Members vote tomorrow on whether to extend Pacific Media Workers’ current contract with the Mercury News for another year. It’s likely a formality, since the newspaper and guild negotiators tentatively agreed to it last week.
Add: Left for another day is the brewing issue of parity involving staffers at the Oakland Tribune and Contra Costa Times, who earn 25 percent less than their counterparts at the Mercury News. That’s despite, under MediaNews Group’s consolidation scheme, the Trib and CoCo Times now publish as editions of the Mercury News while clinging to the semblance of being separate newspapers. In other words, if you work at the Trib or CoCo Times, you’re really at a branch operation of the Mercury News. (Indeed, bylines are plugged into the various MediaNews properties in such a way that nowadays a typical reader has little means of knowing where a reporter is domiciled.)

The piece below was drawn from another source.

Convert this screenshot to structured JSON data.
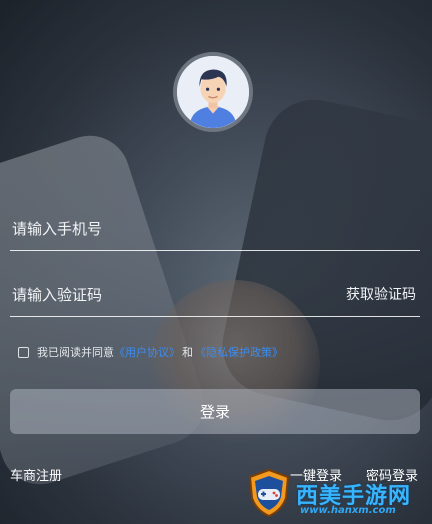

More: Absent offering any logic for paying some of its people less than others, management’s response to East Bay guild members thus far has essentially been to say they can’t afford it. An updater on the issue, excerpted from the union’s Facebook page and posted Sunday follows the jump:

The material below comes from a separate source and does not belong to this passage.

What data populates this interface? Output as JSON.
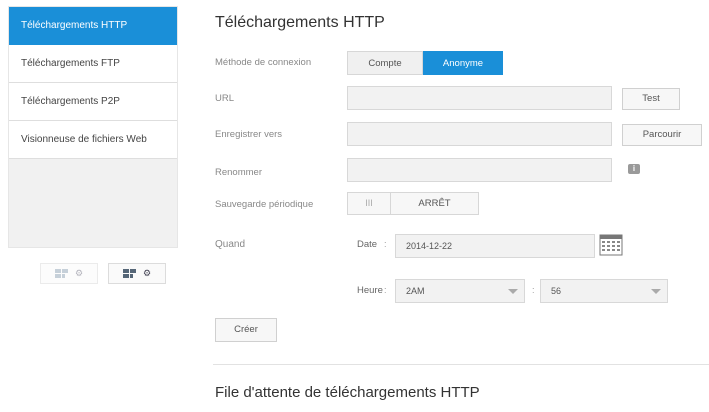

“The Company, as expected, offered little enthusiasm for the Guild's comprehensive contract proposal mirroring the existing South Bay contract, which calls for parity between the East Bay and Mercury News on nearly all contract terms. Management cited economic constraints but at the same time expressed sympathy for the goal of ending unequal treatment for colleagues doing equal work.
“At the same time, the Guild declined the Company's proposed one-year extension of the current East Bay contract, demanding instead to continue talks on the parity issue. A one-year extension has been tentatively agreed in San Jose, along with a no-layoff guarantee through August and two paid days off.
“Guild negotiators offered to focus the next phase of talks in the East Bay on non-economic items, before turning to the core issues of pay, expense reimbursement and benefits. We have identified several dozen examples of contract disparities that need to be addressed – many of which can be handled at little or no cost to the Company.”